Dataset entries
○ ○ ○ ○ ○

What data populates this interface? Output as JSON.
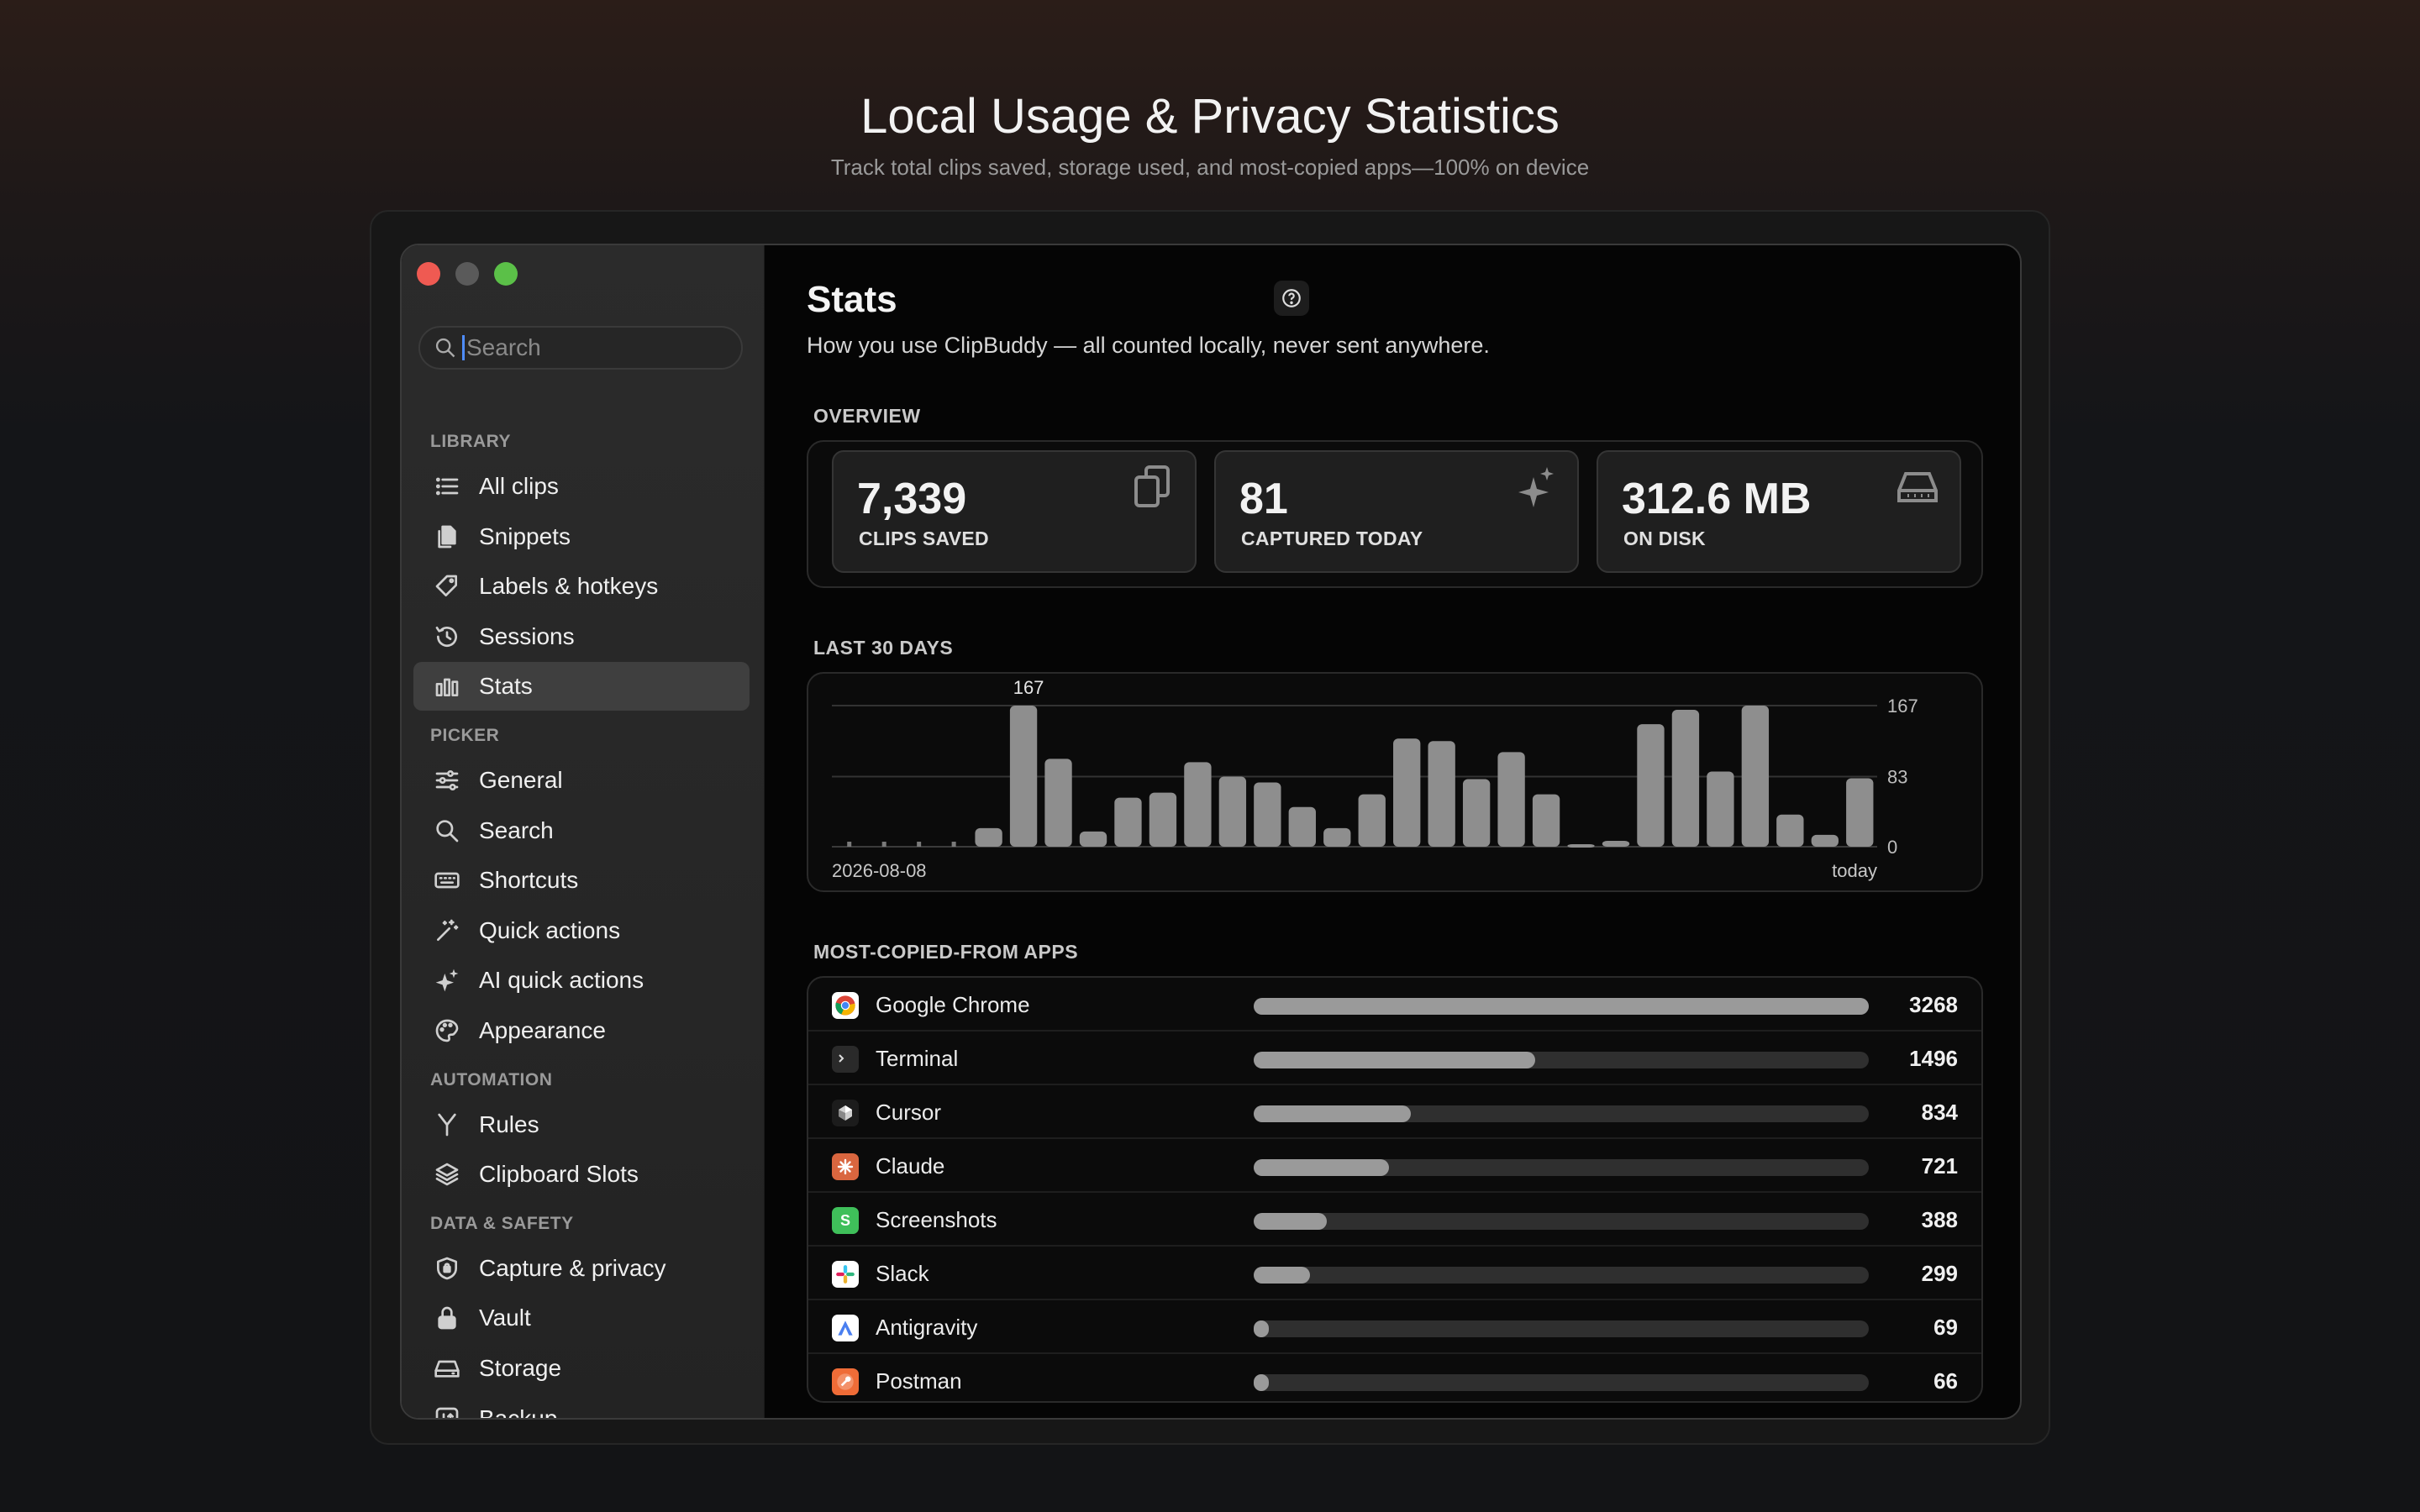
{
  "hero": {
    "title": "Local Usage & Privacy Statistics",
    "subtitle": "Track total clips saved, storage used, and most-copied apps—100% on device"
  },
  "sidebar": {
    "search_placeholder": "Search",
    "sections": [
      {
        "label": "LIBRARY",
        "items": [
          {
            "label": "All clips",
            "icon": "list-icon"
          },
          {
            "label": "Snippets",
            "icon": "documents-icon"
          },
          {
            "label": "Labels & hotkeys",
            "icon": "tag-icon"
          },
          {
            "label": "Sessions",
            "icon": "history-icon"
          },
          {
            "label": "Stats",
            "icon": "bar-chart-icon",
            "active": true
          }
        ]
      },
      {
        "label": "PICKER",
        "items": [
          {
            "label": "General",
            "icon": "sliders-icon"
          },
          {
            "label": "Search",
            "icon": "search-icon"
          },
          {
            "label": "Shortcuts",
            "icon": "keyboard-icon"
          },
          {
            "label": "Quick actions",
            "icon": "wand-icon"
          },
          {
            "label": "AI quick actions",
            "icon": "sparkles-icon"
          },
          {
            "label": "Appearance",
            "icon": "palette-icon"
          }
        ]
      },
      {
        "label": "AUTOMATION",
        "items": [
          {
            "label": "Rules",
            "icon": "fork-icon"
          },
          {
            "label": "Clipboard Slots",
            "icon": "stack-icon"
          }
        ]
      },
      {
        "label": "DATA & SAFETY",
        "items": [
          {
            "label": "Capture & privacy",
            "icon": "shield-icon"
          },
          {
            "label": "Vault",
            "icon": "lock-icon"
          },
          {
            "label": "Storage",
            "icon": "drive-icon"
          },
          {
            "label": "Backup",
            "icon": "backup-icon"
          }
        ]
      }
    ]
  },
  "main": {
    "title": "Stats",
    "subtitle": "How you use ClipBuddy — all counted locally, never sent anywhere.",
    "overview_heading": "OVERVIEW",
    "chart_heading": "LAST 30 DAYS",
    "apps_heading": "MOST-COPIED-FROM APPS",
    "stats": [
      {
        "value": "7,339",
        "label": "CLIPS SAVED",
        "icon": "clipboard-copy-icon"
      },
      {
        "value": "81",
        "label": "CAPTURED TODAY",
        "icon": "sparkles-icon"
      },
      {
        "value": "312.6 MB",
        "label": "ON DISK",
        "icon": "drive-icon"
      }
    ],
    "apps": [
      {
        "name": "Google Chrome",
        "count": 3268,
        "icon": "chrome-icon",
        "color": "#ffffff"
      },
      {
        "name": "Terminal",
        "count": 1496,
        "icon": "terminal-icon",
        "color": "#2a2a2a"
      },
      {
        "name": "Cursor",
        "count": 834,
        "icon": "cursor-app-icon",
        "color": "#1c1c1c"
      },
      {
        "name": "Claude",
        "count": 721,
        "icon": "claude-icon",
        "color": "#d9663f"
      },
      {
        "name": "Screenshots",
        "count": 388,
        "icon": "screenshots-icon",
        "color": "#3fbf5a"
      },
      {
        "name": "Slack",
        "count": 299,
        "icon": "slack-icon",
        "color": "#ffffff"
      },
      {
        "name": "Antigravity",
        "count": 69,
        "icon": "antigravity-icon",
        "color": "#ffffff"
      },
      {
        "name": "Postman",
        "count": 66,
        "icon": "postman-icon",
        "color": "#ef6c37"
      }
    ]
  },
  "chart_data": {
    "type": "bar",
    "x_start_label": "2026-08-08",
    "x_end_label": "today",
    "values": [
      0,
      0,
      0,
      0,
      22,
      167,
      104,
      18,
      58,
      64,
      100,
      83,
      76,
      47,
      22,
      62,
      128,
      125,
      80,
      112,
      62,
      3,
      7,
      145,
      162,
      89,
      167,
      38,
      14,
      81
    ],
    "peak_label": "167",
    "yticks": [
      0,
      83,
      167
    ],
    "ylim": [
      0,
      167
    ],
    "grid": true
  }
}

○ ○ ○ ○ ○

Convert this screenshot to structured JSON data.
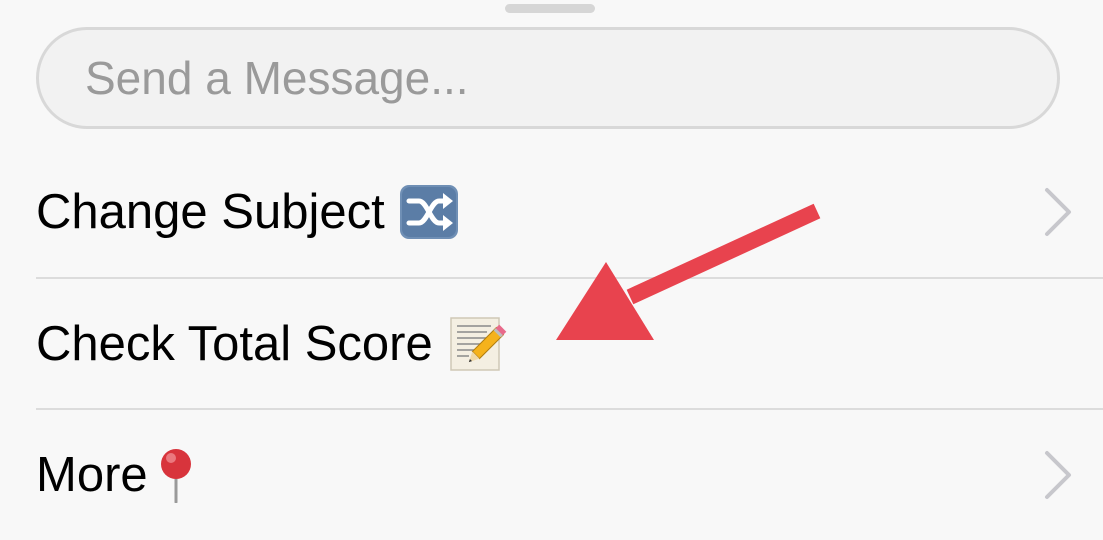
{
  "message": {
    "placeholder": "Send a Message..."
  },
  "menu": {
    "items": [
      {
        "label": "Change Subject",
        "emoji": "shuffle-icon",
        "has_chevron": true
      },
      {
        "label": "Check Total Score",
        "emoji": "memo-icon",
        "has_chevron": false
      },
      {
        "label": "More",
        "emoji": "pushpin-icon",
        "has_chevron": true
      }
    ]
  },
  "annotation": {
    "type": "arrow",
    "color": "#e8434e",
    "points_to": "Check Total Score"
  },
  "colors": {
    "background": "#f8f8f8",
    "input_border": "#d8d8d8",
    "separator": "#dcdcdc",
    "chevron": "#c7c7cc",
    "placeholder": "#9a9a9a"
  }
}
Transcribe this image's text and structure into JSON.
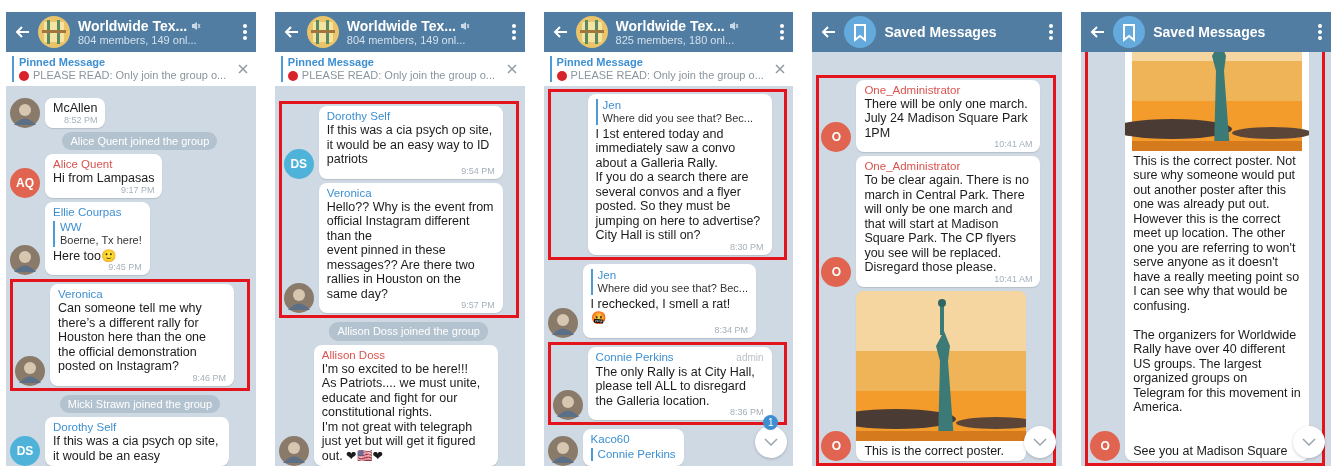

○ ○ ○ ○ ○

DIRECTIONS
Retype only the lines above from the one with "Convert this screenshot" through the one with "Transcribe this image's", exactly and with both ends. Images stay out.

ANSWER SECTION
Convert this screenshot to structured JSON data.
{
  "message": {
    "placeholder": "Send a Message..."
  },
  "menu": {
    "items": [
      {
        "label": "Change Subject",
        "emoji": "shuffle-icon",
        "has_chevron": true
      },
      {
        "label": "Check Total Score",
        "emoji": "memo-icon",
        "has_chevron": false
      },
      {
        "label": "More",
        "emoji": "pushpin-icon",
        "has_chevron": true
      }
    ]
  },
  "annotation": {
    "type": "arrow",
    "color": "#e8434e",
    "points_to": "Check Total Score"
  },
  "colors": {
    "background": "#f8f8f8",
    "input_border": "#d8d8d8",
    "separator": "#dcdcdc",
    "chevron": "#c7c7cc",
    "placeholder": "#9a9a9a"
  }
}
Transcribe this image's text and structure into JSON.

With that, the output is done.